Mark Bishop's job for the last ten years
was conning other gay men.
He said he was an architect who would soon inherit money but right now he didn't have any funds available. He looked and acted the part, and I'm sure he wasn't going after poor men. He met his prospects by strolling down by the beach or by using a dating web site. (I wonder if it the site could narrow down potential dates by "annual income"?)
He had many aliases, too: Tobias Osbourne, Jamie Hopegood, Toby Hughes, Jack Cadogan, Max Lane... he hadn't used his real name for years. And he used a similar method in all his cons. Said authorities, who were contacted by multiple victims:
“His general theme was to attach himself to a series of men, deceive them as to his prospects and status, sometimes using assumed names, and tell them tales of hardship and bereavement to help him relieve them of significant sums of money.He came across as a charmer, said one victim. And like many con artists throughout history, he started small:
“He would move on from one to another and practice very similar deceptions.”

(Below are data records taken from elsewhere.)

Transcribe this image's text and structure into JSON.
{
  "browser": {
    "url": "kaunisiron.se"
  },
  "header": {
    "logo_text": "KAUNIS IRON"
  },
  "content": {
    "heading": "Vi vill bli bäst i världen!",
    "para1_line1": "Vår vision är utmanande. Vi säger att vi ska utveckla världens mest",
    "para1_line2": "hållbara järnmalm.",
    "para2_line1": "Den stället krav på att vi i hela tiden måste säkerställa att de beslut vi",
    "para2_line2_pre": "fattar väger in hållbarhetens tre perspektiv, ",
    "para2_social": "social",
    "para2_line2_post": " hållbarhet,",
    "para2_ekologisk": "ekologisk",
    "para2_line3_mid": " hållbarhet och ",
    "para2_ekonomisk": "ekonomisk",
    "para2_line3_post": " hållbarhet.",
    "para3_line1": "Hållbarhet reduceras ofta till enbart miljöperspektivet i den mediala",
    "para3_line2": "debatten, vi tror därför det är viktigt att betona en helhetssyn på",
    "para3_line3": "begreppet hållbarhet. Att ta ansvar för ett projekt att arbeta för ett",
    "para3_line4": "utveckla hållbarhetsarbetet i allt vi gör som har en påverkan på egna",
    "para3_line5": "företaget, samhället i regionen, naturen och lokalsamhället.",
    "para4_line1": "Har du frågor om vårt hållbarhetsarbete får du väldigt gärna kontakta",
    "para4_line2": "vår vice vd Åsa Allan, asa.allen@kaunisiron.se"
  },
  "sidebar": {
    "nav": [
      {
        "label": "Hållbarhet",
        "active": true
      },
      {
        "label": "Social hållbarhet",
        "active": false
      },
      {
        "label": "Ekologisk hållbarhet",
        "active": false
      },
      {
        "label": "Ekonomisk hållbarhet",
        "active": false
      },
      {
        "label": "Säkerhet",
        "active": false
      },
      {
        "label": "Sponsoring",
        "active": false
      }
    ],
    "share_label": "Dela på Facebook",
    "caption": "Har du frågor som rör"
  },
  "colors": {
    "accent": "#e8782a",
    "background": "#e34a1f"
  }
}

“I thought nothing of it when he asked me for £25 for a phone bill – and then another £25 because he needed to switch networks. It didn’t seem like much money and I never thought it would be a problem getting it back.In ten years, it's estimated that the 37-year-old Mr. Bishop stole over £300,000 (about $467,000.) He was found guilty and sentenced to over four years in jail.
“Then he told me he was in the process of breaking up from his partner and needed somewhere to stay. So we stayed for about three weeks in a hotel, firstly in Burford and then in Cirencester. I ended up having to foot the entire bill because he said he was still sorting his finances out with his former partner.
“The whole thing was done on the basis that he was vulnerable.”
Eventually when the man told Bishop he was running out of cash, Bishop disappeared.
“When the money didn’t appear back in my account like he said it would, I knew something was wrong so I took his photo to the police,” he said. “They recognised him instantly and told me Tobias Osbourne wasn’t even his real name.
“I couldn’t believe it. Part of me didn’t want to believe it. You never think something like that will happen to you.
“I felt so gullible for having fallen for all his stories but he was very clever. I’m glad his actions have finally caught up with him. I don’t feel any sympathy for him but I don’t think prison will change him.
“The whole experience has left me scarred. I am far less trusting a person than when I first came across Tobias Osbourne.
“But I am sure there are lots of other people out there who, like me, feel stupid for having fallen for it. My advice to them would be to come out and contact police if this has happened to you.”
After he was arrested he said that he was relieved because he had told so many lies, he didn't know who he was anymore.
- Gaydar conman jailed after stealing £300,000 in ten-year trail of fraud, Metro UK>>